Orci also emphasizes “M:I–3’s” commitment to conveying strong characters. “The first two [Mission: Impossible] films you can describe very much in plot terms,” he says. “This one you can describe in character terms. You can say, ‘Ethan is going about his personal life, and he is brought back into this world for a personal reason.’ It still has all of the things that made the first two great, but the core of the story is very much a personal story.”
Kurtzman and Orci are also excited about the release of “The Legend of Zorro,” which they describe as one of their most enjoyable writing experiences. “Zorro was by far the easiest script for us to write,” Orci recalls. “From the minute we pitched that story, we all agreed on where it needed to go, and we never changed it structurally. Our first instincts were what the movie became.” Kurtzman remarks, “Working with [director] Martin Campbell, we’ve learned that you can still make a very classic swashbuckler, and that is a really fun thing to do. The challenge of a movie like Zorro is figuring out, now that it’s eight years since the first one, how to take [the character’s voices] and how to give them a new spin and a new story.”
Kurtzman and Orci agree that writing the script for Michael Bay’s Transformers film is by far the most challenging project they’ve worked on to date “It’s a new paradigm,” Orci points out. “It’s a live action and super special effects heavy, but the robots have to be characters, and they have to interact believably with humans.

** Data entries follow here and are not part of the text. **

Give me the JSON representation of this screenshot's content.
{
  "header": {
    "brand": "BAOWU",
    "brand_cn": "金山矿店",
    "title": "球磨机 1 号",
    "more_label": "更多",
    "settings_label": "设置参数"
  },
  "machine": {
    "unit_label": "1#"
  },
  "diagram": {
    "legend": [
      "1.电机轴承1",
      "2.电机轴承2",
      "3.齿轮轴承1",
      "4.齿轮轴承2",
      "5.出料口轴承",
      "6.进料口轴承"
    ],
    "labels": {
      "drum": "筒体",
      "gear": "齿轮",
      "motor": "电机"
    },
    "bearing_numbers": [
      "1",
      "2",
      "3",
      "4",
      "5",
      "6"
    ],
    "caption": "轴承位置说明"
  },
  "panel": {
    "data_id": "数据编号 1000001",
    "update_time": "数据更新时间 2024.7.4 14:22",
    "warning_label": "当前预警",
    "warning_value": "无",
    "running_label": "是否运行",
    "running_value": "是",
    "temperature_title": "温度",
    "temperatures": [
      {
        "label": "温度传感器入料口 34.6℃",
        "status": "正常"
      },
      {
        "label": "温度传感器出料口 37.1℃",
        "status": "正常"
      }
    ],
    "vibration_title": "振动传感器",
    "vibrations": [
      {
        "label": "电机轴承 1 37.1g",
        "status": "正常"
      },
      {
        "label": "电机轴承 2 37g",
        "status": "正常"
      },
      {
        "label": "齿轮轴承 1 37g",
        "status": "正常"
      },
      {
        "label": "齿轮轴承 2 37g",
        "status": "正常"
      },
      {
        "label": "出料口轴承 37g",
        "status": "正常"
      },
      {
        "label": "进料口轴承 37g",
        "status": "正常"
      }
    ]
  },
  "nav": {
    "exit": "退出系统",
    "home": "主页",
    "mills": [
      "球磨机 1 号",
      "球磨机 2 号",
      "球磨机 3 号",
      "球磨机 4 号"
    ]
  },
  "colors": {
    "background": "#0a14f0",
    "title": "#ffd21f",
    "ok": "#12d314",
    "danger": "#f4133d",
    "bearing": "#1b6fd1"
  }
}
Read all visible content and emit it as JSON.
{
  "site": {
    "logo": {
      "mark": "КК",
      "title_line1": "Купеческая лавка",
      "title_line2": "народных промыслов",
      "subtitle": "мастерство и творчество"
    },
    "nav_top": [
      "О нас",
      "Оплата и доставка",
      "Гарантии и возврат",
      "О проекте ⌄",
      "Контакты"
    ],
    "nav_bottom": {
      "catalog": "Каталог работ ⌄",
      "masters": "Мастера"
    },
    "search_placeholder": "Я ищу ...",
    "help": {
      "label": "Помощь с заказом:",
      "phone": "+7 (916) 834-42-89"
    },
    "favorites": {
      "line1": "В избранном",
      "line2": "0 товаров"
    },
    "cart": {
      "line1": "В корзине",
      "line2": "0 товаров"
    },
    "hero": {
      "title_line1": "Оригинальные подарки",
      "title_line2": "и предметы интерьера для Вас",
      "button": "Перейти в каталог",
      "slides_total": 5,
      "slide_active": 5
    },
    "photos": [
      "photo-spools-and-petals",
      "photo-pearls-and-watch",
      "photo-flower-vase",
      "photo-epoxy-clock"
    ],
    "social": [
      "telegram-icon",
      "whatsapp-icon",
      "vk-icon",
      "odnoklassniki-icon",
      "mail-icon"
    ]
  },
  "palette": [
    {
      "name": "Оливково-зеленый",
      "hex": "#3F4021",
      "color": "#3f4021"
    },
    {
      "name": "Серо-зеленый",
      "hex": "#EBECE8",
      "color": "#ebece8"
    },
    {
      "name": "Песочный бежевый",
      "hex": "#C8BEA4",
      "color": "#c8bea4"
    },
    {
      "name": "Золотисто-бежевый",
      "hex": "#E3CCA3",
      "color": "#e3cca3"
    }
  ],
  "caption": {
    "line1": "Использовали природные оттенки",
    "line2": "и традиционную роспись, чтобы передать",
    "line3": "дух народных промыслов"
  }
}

It takes out of the box thinking.” Kurtzman adds, “A lot of the requirements of film storytelling are very different from the requirements of comic book storytelling. If you look at movies like X-Men, they find an amazing way to balance and vary the two worlds. That’s totally what we’re going for.”
With all of the success they’ve had with their screenplays, Kurtzman and Orci will soon take the step from writing to producing and directing. “The next step after writing Transformers is going to be to write something that I will direct, and Bob and I will produce together,” Kurtzman tells me. “We got into writing as a means to directing. A lot of times, the best directors are writers. That is turning out to be true in the case of J.J. Abrams.”
As talented and intelligent at J.J. Abrams is, Kurtzman and Orci are proving that their storytelling abilities are every bit as refined as Abrams’ are. With their smart career moves and savvy writing skills, they are well on their way to becoming the next great storytellers in Hollywood.